The lumen of the respiratory passages is lined with a mucous membrane which produces mucus. Inhaled particles stick to the mucus and are then wafted up towards the trachea by cilia. The cilia are microscopic hair like projections from cell surfaces which move the mucus in one direction to help to clear foreign material and bacteria from the lungs. Once the mucus is in the trachea it may be coughed up buy a blast of air. This propels mucus through the vocal cords into the back of the mouth, from here it may be spat out or swallowed.Function of the pleural membranes
There are two pleural membranes surrounding the lungs. Firstly the visceral is the inner membrane, one visceral membrane surrounding the surface of each lung. Secondly the parietal is the outer membrane lining the inside of the thoracic (chest) cavity, this pleural membrane also lines the surface of the diaphragm. Between these two membranes there is a negative pressure of about 4mm of mercury, this has the effect of sucking the two membranes together.

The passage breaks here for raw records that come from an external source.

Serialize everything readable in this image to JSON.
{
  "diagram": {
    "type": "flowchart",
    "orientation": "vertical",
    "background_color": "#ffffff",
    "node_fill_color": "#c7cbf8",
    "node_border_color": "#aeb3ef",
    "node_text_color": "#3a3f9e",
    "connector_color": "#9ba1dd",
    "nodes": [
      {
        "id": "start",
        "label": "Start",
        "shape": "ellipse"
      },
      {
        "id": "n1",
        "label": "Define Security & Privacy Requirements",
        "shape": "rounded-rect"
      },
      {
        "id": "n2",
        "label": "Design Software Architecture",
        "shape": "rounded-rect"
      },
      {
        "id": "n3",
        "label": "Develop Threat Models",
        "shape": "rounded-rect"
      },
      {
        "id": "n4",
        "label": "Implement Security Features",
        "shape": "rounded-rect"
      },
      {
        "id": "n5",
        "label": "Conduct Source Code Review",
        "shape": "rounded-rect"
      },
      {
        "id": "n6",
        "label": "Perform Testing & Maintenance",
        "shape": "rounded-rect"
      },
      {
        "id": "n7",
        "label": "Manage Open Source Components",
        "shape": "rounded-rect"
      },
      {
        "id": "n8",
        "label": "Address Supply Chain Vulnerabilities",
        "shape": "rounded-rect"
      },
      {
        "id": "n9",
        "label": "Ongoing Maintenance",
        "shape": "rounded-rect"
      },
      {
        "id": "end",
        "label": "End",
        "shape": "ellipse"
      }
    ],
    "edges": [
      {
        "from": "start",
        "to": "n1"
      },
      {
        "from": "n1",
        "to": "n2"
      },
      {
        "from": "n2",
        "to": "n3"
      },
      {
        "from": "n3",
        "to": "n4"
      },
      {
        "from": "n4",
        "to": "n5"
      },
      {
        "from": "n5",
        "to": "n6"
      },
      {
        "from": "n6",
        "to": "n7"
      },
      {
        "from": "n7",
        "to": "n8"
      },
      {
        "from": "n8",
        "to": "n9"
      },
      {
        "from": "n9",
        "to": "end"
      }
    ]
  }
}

When the ribs move up and out and the diaphragm moves down the parietal pleural membrane will move with these structures as it is adherent to them and invaginates them. Because there is a negative pressure between the parietal and visceral pleural membrane the visceral pleural membrane will be drawn up and out with the chest wall and down with the diaphragm. Because the visceral pleural membrane is adherent to the surface of the lungs and invaginates the surface of the lung tissue this means the lungs expand with their overlying visceral pleural membrane. The visceral pleural membrane expands because of the suction of the visceral pleural membrane onto the parietal pleural membrane. Therefore if any air gets into the potential pleural space, (that is between the visceral and parietal pleural membranes) for example, through a stab wound, the negative pressure will be lost. Movement of the parietal pleural membrane would then no longer result in movement of the visceral pleural membrane and the lung would collapse. This condition is known as pneumothorax and requires immediate emergency medial treatment.